# [Exercise objective]
Write out the records again exactly and exclude the pictures.

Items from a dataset
---+---
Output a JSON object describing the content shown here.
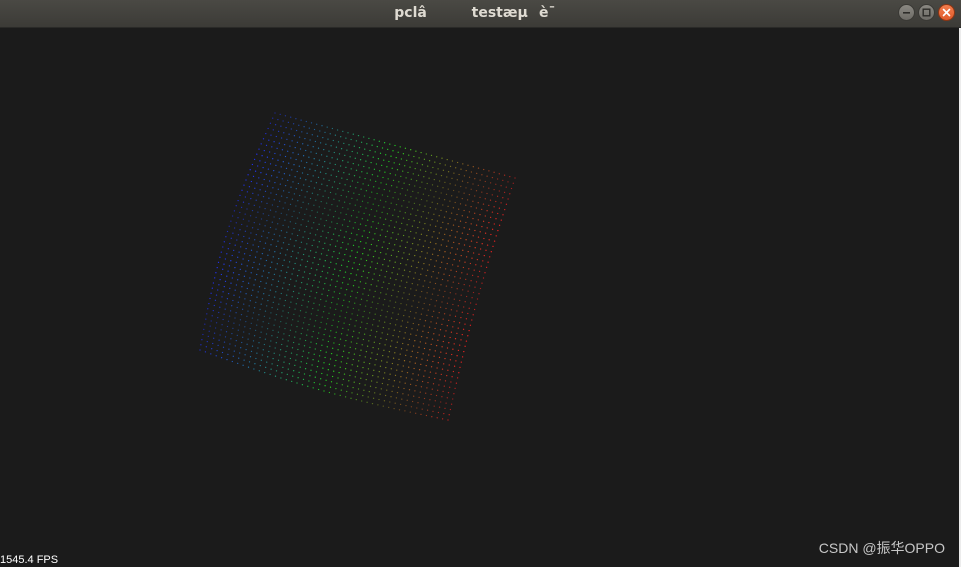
{
  "window": {
    "title": "pclâtestæµè¯"
  },
  "viewer": {
    "fps_text": "1545.4 FPS",
    "background_color": "#1b1b1b",
    "point_cloud": {
      "type": "scatter",
      "color_gradient": [
        "#2233ff",
        "#22dd22",
        "#ff2222"
      ]
    }
  },
  "watermark": {
    "text": "CSDN @振华OPPO"
  },
  "icons": {
    "minimize": "minimize-icon",
    "maximize": "maximize-icon",
    "close": "close-icon"
  }
}
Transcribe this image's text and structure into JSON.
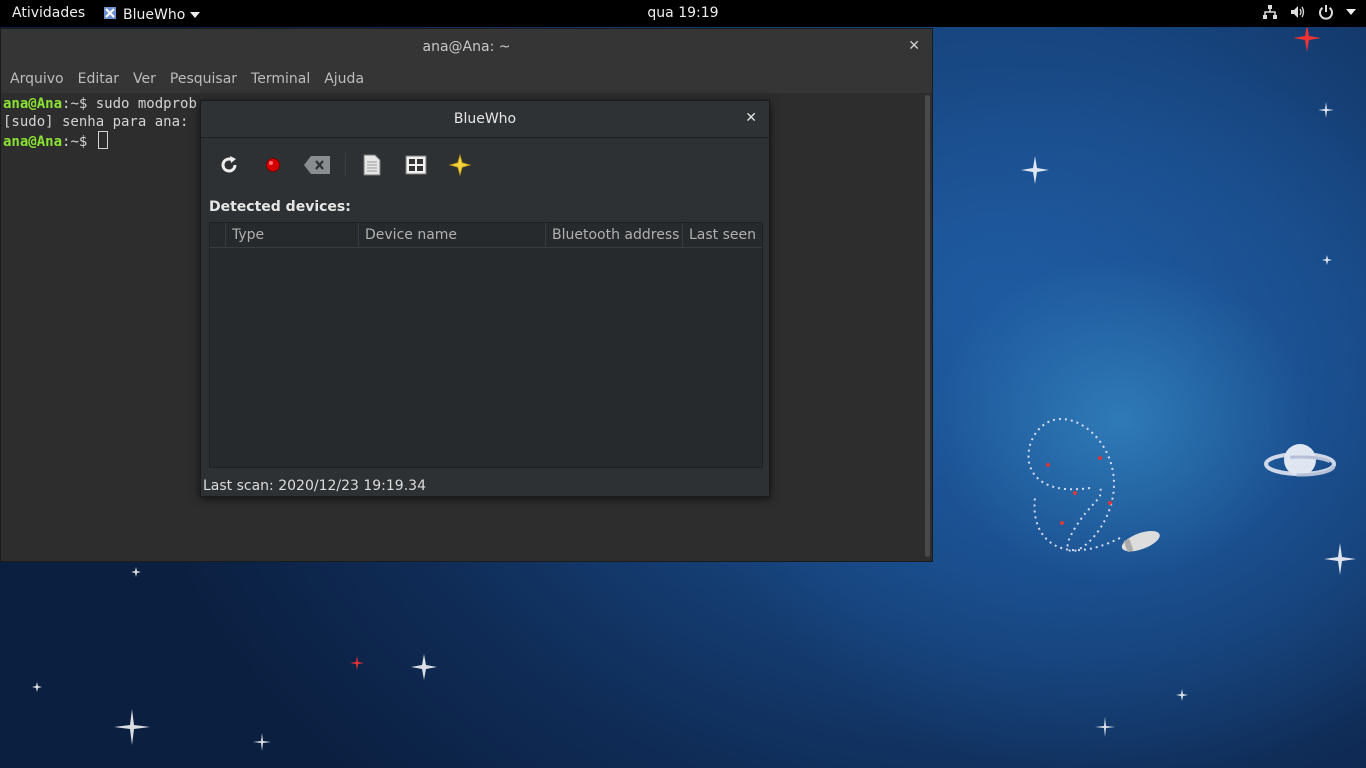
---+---
# [Written response]
Output a JSON object describing the content shown here.
{
  "window": {
    "title": "pclâtestæµè¯"
  },
  "viewer": {
    "fps_text": "1545.4 FPS",
    "background_color": "#1b1b1b",
    "point_cloud": {
      "type": "scatter",
      "color_gradient": [
        "#2233ff",
        "#22dd22",
        "#ff2222"
      ]
    }
  },
  "watermark": {
    "text": "CSDN @振华OPPO"
  },
  "icons": {
    "minimize": "minimize-icon",
    "maximize": "maximize-icon",
    "close": "close-icon"
  }
}
Transcribe this image's text and structure into JSON.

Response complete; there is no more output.